The work of restoring historical furniture, buildings, and other items is often detailed and meticulous. Conservators must recognize materials, construction techniques, and surface preparations used in a historical object and then use specialized tools – often small tools like those a dentist uses – and sometimes chemical treatments to uncover the item’s original features and appearance. Research is often an essential first step to identify an item and help tell its story. Knowledgeable and highly skilled artisans are needed to undertake the intricate and detailed work of restoring and preserving important expressions of America’s heritage.
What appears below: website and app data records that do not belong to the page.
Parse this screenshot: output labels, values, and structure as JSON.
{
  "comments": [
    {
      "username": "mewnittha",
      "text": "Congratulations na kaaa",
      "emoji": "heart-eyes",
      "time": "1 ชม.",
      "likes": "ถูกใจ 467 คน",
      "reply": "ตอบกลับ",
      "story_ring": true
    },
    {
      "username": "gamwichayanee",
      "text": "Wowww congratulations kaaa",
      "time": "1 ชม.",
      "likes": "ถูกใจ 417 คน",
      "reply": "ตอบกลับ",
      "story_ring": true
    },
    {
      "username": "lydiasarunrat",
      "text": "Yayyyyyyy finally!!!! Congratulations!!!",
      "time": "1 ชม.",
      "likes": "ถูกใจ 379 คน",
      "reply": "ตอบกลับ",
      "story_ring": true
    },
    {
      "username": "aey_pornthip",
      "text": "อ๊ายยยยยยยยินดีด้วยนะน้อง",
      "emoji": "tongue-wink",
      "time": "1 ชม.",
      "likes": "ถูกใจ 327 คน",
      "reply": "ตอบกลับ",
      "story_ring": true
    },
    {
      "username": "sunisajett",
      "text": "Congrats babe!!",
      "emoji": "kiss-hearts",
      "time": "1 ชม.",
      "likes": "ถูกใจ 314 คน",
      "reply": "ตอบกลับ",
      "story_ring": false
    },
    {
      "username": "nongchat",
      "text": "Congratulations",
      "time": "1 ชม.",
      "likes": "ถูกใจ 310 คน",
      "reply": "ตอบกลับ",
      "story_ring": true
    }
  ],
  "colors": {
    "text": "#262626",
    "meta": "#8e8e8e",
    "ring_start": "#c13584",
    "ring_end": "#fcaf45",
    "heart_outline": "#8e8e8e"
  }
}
Meet Mark Gervasi. Mark has more than 34 years of experience working to conserve historical buildings, furniture, decorative arts, and other objects for institutions such as the Henry Ford Museum, the Edsel and Eleanor Ford House, and Fair Lane, the Home of Clara and Henry Ford. The Americana Foundation connected with Mark through grants that support restoration and conservation efforts at Fair Lane.
Mark and other conservation experts have become increasingly concerned that cultural institutions will be unable to find qualified conservation staff to help identify, preserve, and restore significant historical items. Recognizing this concern, Fair Lane used a 2017 grant from The Americana Foundation to create a fellowship that equips new conservators with the hands-on craft skills and heritage arts needed for conservation work. Fair Lane used the grant to hire Tamsen Brown as a fellow to work on Fair Lane’s interior restoration under Mark’s leadership. Tamsen, who previously received her a master’s degree in Conservation Studies from West Dean College in the United Kingdom, has assumed a leadership role and is now overseeing the management of Fair Lane’s conservation department.
Mark intends to continue leveraging his conservation skills and knowledge for the benefit of the conservation field. Fair Lane used resources from a 2018 grant from Americana to create a pilot project that enables Mark to provide conservation consulting services and conservation training free of charge to small institutions that lack resources for conservation staff. He conducts site visits to assess an organization’s collections and buildings and recommends conservation activities and training based on the organization’s capabilities and resources. During the pilot project, Mark has visited historical societies in Dearborn, Romeo, Port Huron, and Port Sanilac and has connected with numerous other small museums and institutions. In Fall 2019, Mark will teach an adult education course in St. Clair Shores, MI that provides an overview of antique furniture conservation and restoration techniques using objects from local museums.
Mark’s commitment to the conservation of buildings, furniture and objects that express America’s heritage is reflected in the numerous items that have been restored and now are in use or on exhibit rather than hidden in museum storage. The photos below depict a table that Mark restored on behalf of the Dearborn Historical Museum. Once in the home of Clara Snow, who founded Dearborn’s public library system and served for decades as chairperson of the Dearborn Library Commission, the table had been held in storage for years because of its condition (Photo 1). In addition to cosmetic issues, the mortise and tenon joinery had significant losses (Photo 2), causing structural instability. During the restoration, Mark used new wood to create a new mortis on two sides of the unstable leg (Photo 3), made a new drawer to replace one that was missing, removed and refitted the table top, and refinished the entire piece with new shellac (Photo 4). The museum now can include the table in exhibits that tell the history of Dearborn.